## EXERCISE BRIEF
Find how many lines of the records below contain the word "links" and write that number by itself.

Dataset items
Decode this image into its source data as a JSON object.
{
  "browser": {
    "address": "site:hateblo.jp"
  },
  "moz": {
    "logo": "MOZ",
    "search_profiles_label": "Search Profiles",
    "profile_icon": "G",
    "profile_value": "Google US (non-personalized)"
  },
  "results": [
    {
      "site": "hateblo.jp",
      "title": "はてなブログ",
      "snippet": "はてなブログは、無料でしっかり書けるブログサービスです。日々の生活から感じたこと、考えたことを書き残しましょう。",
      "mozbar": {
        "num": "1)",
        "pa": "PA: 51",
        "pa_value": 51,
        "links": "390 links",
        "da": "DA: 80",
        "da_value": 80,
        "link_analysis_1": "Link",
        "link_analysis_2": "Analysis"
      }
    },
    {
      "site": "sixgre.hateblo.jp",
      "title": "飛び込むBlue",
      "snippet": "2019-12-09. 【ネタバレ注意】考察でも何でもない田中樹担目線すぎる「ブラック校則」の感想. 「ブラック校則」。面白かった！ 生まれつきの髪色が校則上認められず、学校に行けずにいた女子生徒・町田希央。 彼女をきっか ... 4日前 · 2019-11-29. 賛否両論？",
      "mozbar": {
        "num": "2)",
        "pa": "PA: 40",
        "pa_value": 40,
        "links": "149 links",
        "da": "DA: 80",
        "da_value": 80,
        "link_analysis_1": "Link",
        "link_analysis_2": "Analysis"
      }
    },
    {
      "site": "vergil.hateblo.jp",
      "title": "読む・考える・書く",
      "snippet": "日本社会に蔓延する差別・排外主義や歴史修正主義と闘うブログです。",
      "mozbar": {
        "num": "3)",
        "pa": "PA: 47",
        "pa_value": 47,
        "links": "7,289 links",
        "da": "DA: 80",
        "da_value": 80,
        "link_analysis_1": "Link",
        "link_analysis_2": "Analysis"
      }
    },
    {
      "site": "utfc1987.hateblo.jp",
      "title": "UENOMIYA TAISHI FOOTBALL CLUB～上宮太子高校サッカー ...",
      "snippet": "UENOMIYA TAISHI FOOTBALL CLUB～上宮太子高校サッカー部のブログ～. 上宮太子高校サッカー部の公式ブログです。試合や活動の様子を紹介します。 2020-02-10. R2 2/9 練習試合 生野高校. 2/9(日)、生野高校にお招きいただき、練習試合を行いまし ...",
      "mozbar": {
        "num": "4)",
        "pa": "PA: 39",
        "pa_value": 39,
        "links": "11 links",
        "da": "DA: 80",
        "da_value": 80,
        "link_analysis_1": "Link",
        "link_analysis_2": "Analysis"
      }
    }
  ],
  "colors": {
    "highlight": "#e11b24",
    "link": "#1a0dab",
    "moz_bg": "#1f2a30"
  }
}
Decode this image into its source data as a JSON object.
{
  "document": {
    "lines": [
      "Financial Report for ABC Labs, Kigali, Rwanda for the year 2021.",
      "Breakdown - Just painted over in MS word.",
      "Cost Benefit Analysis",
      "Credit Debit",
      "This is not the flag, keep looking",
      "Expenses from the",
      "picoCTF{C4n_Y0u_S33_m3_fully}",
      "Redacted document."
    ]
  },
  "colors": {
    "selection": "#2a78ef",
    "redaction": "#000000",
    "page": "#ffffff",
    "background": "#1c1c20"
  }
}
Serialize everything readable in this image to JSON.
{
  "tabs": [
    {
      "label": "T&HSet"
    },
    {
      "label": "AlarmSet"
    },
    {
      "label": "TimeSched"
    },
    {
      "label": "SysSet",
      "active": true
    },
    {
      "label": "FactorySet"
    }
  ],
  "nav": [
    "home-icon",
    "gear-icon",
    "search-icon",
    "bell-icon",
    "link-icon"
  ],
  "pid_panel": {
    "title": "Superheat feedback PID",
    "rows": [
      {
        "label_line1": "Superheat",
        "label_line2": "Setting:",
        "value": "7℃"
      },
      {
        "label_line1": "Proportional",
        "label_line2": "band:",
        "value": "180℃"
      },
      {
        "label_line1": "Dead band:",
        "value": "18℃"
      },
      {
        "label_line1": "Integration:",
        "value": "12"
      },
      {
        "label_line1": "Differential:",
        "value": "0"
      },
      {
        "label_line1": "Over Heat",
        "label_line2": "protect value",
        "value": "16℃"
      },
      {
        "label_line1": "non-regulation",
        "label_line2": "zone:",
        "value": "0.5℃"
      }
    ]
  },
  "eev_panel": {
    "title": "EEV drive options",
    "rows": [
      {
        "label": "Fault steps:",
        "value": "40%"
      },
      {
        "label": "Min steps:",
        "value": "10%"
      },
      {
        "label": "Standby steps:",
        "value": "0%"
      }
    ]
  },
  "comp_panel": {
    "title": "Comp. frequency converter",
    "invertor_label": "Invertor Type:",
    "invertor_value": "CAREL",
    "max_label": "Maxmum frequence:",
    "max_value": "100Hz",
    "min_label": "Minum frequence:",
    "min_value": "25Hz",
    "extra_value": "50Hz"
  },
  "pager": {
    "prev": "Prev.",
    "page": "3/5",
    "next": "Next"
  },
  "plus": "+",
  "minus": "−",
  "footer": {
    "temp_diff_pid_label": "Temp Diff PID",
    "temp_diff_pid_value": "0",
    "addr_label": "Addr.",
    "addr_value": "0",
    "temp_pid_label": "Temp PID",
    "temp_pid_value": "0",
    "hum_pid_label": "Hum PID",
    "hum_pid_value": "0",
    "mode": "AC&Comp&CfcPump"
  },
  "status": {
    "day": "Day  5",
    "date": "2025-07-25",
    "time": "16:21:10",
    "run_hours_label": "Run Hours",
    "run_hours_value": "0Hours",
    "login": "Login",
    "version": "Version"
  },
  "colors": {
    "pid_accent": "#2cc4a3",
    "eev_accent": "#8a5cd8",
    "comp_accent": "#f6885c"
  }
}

## RESPONSE TO THIS EXERCISE
4